Rutgers endowment is small by the standards of our peers. After the recent Our Rutgers, Our Future campaign, Rutgers finally crossed the billion dollar threshold for its endowment at $1.009 B.
Doing a bit more Big 12 data research. Only three candidates mentioned have university endowments of $1B+: Cincinnati, SMU & Tulane.— D1.ticker (@D1ticker) July 23, 2016
Rutgers is finally getting to where it needs to be. On a side note, Rutgers just hired its first endowment head, alum Jason MacDonald, to directly oversee the investment of the portfolio.
How good a school are we?
There are a lot of surveys and polls and methodologies to rank schools. For the sake of convenience - and because d1.ticker used it - let’s go with the U.S. News & World Report rankings.
Top 5 US News & World Report average ranking over the last 5 yrs: Tulane (49.6), UConn (58.6), SMU (59.8), BYU (65.8), Colorado St (126.2).— D1.ticker (@D1ticker) July 24, 2016
Rutgers does okay. I’d like it better if it was higher than its 68 five-year average, but I’m willing to wait for the impact of the med school merger to kick in. And for the record, Temple had a five-year average of 126 and Cincinnati 140.
And quality is something conferences are looking for in new members. Iowa State’s president, Steven Leath, has more than just wins and losses on his mind.
Leath didn’t publicly support Houston or any potential Big 12 expansion target on Friday, but did say that an ideal candidate would bring a good fan base, a strong academic reputation and potentially a TV market the league isn’t in yet.
“You also want one with a history of running good, clean programs that add prestige to a league,” Leath said.
Uh oh. You knew this would come up eventually. Good thing Jim Delany didn’t look too closely at past performance.
Top 5 Learfield Directors' Cup average finish over last five years: BYU (41.2), UConn (63), Boise (72.2), USF (78.4), SMU (90).— D1.ticker (@D1ticker) July 24, 2016
A lot of you ignore or pooh-pooh me when I talk about the Directors’ Cup standings. And pooh-poohing is a serious action! But as I say, somebody is looking at them. And in that area, we don’t look real good. Over the last five years, Rutgers averaged a 102 standing, bottoming out in 2012-13 at 120 among D1 schools.
Uhh, is there a take away here, Bob?
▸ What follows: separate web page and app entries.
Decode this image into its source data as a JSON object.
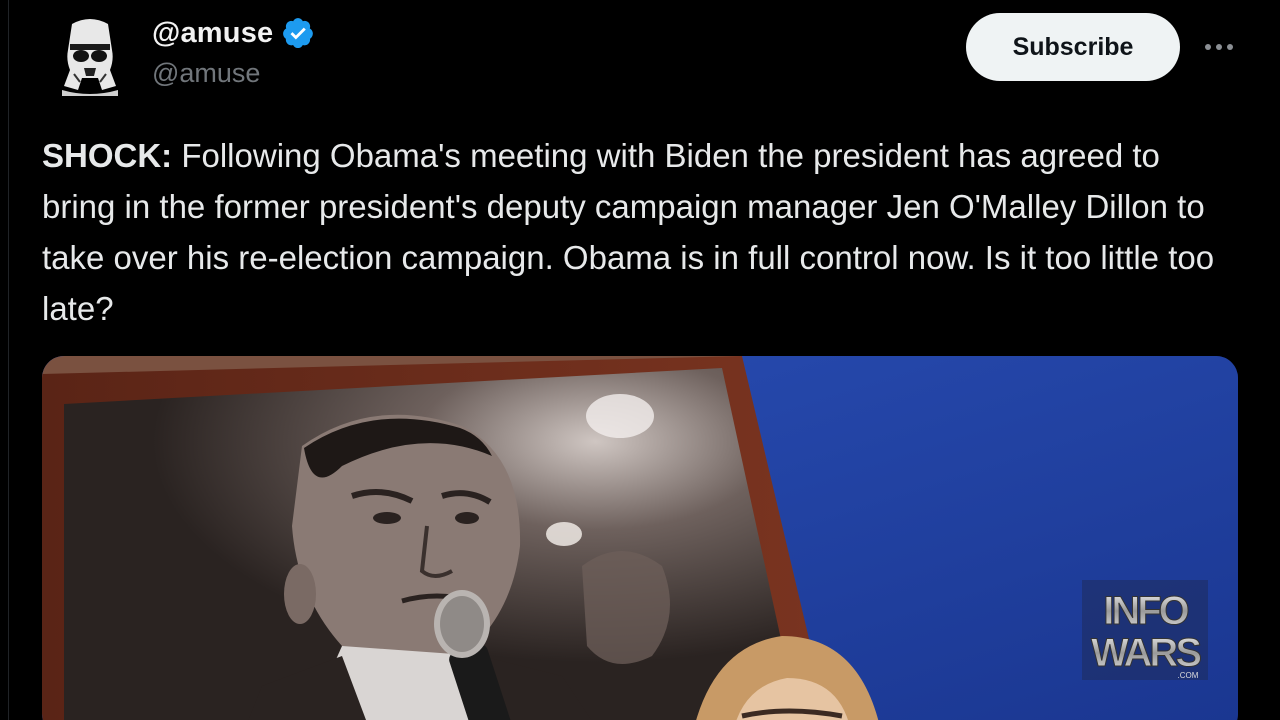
{
  "account": {
    "display_name": "@amuse",
    "handle": "@amuse",
    "verified": true,
    "avatar_icon": "stormtrooper-helmet-icon"
  },
  "actions": {
    "subscribe_label": "Subscribe",
    "more_icon": "more-horizontal-icon"
  },
  "post": {
    "lead": "SHOCK:",
    "body": " Following Obama's meeting with Biden the president has agreed to bring in the former president's deputy campaign manager Jen O'Malley Dillon to take over his re-election campaign. Obama is in full control now. Is it too little too late?"
  },
  "media": {
    "watermark_top": "INFO",
    "watermark_bottom": "WARS",
    "watermark_suffix": ".COM"
  },
  "colors": {
    "background": "#000000",
    "text": "#e7e9ea",
    "secondary_text": "#71767b",
    "verified_blue": "#1d9bf0",
    "button_bg": "#eff3f4"
  }
}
Well, sort of. This was an interesting exercise. If nothing else, it probably shows that we are far better than virtually all of the “candidates” that the Big 12 is looking at. And to me, that says we are where we should be, in the Big Ten. Certain other blogs not withstanding (Hoosier cretins!). It also says that Rutgers fans and the state should be very happy - nay, ecstatic! - that the invitation came in 2012. And we should remember just what that means for us: support, support, support.
So, fear not, noble readers. You need not wake from any nightmare. There is no “what if”. We’re in the Big Ten. Dee-e-e-ep breath. It’s all right.